#### TASK INPUTS ####
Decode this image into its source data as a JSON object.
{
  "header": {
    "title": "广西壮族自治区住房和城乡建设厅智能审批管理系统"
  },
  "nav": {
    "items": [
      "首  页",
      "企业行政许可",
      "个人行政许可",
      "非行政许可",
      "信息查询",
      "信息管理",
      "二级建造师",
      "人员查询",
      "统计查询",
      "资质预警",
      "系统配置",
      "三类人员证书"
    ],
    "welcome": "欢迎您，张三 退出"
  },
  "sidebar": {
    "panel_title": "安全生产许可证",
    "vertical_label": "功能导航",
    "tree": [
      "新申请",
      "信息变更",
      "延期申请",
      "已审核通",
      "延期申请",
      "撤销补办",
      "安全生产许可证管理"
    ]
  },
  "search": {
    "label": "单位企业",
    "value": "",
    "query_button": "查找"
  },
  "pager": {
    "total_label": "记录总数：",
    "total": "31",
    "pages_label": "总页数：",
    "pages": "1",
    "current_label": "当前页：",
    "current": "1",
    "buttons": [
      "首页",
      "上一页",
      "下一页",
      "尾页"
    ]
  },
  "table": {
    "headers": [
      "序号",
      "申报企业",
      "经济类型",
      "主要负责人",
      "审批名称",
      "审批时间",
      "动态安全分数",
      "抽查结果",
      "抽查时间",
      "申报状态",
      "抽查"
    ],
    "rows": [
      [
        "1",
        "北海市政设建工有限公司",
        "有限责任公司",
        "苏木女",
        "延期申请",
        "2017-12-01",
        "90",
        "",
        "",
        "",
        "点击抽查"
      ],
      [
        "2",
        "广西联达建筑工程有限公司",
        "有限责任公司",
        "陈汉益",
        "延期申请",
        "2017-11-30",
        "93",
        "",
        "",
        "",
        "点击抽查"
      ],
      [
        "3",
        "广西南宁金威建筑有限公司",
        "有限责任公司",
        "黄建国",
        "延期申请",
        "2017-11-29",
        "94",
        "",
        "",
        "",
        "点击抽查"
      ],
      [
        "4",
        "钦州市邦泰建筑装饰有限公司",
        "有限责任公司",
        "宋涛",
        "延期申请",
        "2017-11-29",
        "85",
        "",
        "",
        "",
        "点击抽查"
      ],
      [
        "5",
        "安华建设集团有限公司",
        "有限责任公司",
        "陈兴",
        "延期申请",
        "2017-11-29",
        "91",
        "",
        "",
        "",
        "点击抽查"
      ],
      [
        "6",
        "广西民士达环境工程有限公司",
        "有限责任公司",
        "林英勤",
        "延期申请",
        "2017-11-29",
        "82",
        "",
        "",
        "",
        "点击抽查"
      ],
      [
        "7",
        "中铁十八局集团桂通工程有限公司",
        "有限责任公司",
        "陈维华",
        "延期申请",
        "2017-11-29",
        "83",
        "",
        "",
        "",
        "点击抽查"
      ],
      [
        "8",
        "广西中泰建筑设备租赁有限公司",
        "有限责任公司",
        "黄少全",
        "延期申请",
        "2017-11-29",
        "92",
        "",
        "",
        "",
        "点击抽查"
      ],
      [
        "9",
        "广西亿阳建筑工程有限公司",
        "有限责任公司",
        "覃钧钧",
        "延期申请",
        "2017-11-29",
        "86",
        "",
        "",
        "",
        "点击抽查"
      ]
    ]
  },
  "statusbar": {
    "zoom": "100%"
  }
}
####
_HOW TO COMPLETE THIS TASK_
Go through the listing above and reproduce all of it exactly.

_RESPONSE_
Decode this image into its source data as a JSON object.
{
  "header": {
    "title": "广西壮族自治区住房和城乡建设厅智能审批管理系统"
  },
  "nav": {
    "items": [
      "首  页",
      "企业行政许可",
      "个人行政许可",
      "非行政许可",
      "信息查询",
      "信息管理",
      "二级建造师",
      "人员查询",
      "统计查询",
      "资质预警",
      "系统配置",
      "三类人员证书"
    ],
    "welcome": "欢迎您，张三 退出"
  },
  "sidebar": {
    "panel_title": "安全生产许可证",
    "vertical_label": "功能导航",
    "tree": [
      "新申请",
      "信息变更",
      "延期申请",
      "已审核通",
      "延期申请",
      "撤销补办",
      "安全生产许可证管理"
    ]
  },
  "search": {
    "label": "单位企业",
    "value": "",
    "query_button": "查找"
  },
  "pager": {
    "total_label": "记录总数：",
    "total": "31",
    "pages_label": "总页数：",
    "pages": "1",
    "current_label": "当前页：",
    "current": "1",
    "buttons": [
      "首页",
      "上一页",
      "下一页",
      "尾页"
    ]
  },
  "table": {
    "headers": [
      "序号",
      "申报企业",
      "经济类型",
      "主要负责人",
      "审批名称",
      "审批时间",
      "动态安全分数",
      "抽查结果",
      "抽查时间",
      "申报状态",
      "抽查"
    ],
    "rows": [
      [
        "1",
        "北海市政设建工有限公司",
        "有限责任公司",
        "苏木女",
        "延期申请",
        "2017-12-01",
        "90",
        "",
        "",
        "",
        "点击抽查"
      ],
      [
        "2",
        "广西联达建筑工程有限公司",
        "有限责任公司",
        "陈汉益",
        "延期申请",
        "2017-11-30",
        "93",
        "",
        "",
        "",
        "点击抽查"
      ],
      [
        "3",
        "广西南宁金威建筑有限公司",
        "有限责任公司",
        "黄建国",
        "延期申请",
        "2017-11-29",
        "94",
        "",
        "",
        "",
        "点击抽查"
      ],
      [
        "4",
        "钦州市邦泰建筑装饰有限公司",
        "有限责任公司",
        "宋涛",
        "延期申请",
        "2017-11-29",
        "85",
        "",
        "",
        "",
        "点击抽查"
      ],
      [
        "5",
        "安华建设集团有限公司",
        "有限责任公司",
        "陈兴",
        "延期申请",
        "2017-11-29",
        "91",
        "",
        "",
        "",
        "点击抽查"
      ],
      [
        "6",
        "广西民士达环境工程有限公司",
        "有限责任公司",
        "林英勤",
        "延期申请",
        "2017-11-29",
        "82",
        "",
        "",
        "",
        "点击抽查"
      ],
      [
        "7",
        "中铁十八局集团桂通工程有限公司",
        "有限责任公司",
        "陈维华",
        "延期申请",
        "2017-11-29",
        "83",
        "",
        "",
        "",
        "点击抽查"
      ],
      [
        "8",
        "广西中泰建筑设备租赁有限公司",
        "有限责任公司",
        "黄少全",
        "延期申请",
        "2017-11-29",
        "92",
        "",
        "",
        "",
        "点击抽查"
      ],
      [
        "9",
        "广西亿阳建筑工程有限公司",
        "有限责任公司",
        "覃钧钧",
        "延期申请",
        "2017-11-29",
        "86",
        "",
        "",
        "",
        "点击抽查"
      ]
    ]
  },
  "statusbar": {
    "zoom": "100%"
  }
}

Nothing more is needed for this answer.